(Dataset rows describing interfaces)
####################

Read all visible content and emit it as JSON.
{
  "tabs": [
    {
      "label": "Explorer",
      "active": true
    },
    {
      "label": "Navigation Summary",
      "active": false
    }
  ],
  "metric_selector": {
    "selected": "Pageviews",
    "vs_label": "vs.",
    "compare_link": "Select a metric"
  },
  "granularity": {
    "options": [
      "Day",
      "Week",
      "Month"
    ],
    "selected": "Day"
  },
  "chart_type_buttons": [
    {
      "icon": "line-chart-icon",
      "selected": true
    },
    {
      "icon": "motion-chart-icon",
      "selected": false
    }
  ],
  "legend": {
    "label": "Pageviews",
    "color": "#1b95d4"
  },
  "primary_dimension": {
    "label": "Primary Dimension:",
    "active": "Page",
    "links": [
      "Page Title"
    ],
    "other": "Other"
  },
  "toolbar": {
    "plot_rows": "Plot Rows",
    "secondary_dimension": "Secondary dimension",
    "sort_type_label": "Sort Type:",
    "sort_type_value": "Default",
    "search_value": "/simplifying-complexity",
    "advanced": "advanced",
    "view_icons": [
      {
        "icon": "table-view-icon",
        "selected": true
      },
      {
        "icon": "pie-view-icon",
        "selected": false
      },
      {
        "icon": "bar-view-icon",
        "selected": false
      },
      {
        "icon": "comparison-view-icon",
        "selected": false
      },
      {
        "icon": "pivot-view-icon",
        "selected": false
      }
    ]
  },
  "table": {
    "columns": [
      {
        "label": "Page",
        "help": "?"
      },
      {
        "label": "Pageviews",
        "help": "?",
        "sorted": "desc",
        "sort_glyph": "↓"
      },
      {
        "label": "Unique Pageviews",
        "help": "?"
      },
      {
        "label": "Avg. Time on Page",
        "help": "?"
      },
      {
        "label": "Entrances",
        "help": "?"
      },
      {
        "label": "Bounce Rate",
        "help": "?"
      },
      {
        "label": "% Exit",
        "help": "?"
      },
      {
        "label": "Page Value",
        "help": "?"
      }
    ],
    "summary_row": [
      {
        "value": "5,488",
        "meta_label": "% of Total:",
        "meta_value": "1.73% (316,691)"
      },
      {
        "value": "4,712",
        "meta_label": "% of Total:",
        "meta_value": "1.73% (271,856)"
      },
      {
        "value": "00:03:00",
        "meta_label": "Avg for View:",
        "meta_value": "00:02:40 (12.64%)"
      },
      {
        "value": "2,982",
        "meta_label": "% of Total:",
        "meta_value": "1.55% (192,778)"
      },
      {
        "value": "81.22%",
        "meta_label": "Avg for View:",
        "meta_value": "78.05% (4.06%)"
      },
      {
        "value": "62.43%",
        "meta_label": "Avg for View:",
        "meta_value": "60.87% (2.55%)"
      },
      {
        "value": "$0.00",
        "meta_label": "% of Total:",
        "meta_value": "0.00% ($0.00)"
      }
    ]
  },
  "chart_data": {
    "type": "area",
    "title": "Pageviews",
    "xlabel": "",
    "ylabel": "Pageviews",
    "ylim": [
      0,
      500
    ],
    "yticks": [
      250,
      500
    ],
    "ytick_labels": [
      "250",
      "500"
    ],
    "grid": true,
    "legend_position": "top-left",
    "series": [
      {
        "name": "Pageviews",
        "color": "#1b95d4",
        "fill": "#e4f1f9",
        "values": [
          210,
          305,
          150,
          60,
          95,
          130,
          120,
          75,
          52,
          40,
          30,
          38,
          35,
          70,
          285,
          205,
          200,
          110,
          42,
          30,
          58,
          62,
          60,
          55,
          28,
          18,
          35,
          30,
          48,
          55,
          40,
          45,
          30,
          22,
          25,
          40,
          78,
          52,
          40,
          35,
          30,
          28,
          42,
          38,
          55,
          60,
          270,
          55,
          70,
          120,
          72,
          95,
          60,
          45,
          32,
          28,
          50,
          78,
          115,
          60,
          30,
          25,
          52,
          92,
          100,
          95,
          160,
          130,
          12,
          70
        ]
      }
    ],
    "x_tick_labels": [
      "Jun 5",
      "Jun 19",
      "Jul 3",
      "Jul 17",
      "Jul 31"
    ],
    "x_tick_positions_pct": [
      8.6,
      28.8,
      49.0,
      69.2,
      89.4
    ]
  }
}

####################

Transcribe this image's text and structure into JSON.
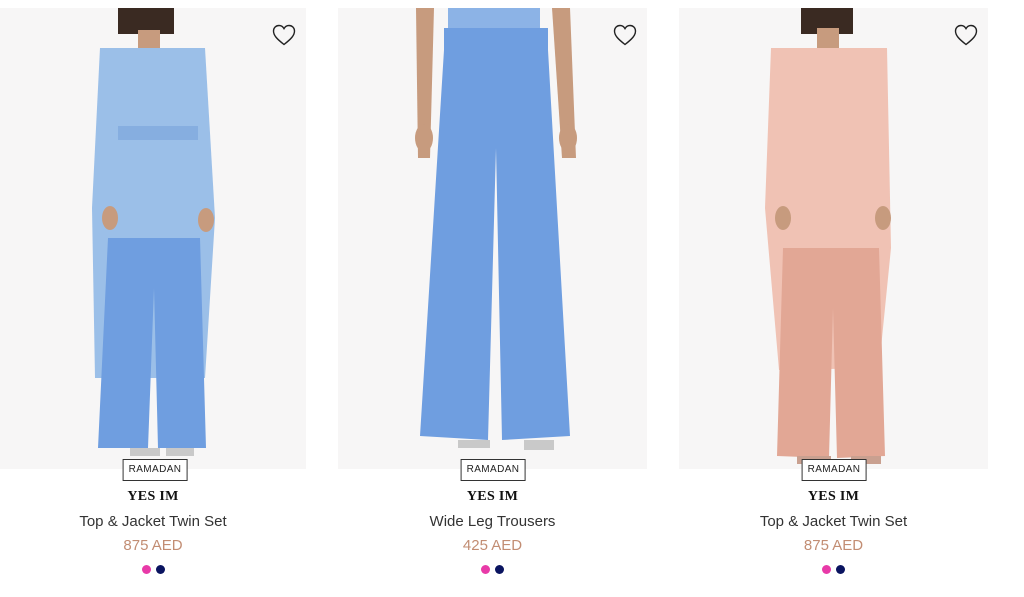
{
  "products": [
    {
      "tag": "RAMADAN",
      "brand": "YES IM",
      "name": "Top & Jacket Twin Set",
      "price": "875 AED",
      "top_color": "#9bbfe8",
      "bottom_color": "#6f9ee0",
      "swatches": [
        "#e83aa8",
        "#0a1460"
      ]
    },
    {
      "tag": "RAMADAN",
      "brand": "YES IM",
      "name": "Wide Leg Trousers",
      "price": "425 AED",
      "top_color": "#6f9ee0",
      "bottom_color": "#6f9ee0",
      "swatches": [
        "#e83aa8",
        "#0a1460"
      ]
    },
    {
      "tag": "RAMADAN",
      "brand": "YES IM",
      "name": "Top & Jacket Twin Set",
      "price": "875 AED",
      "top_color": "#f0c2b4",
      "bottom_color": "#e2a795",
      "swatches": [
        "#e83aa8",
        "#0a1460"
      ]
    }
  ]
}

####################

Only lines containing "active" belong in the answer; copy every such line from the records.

> [ANSWER TO THIS EXERCISE]:
      "active": true
      "active": false
    "active": "Page",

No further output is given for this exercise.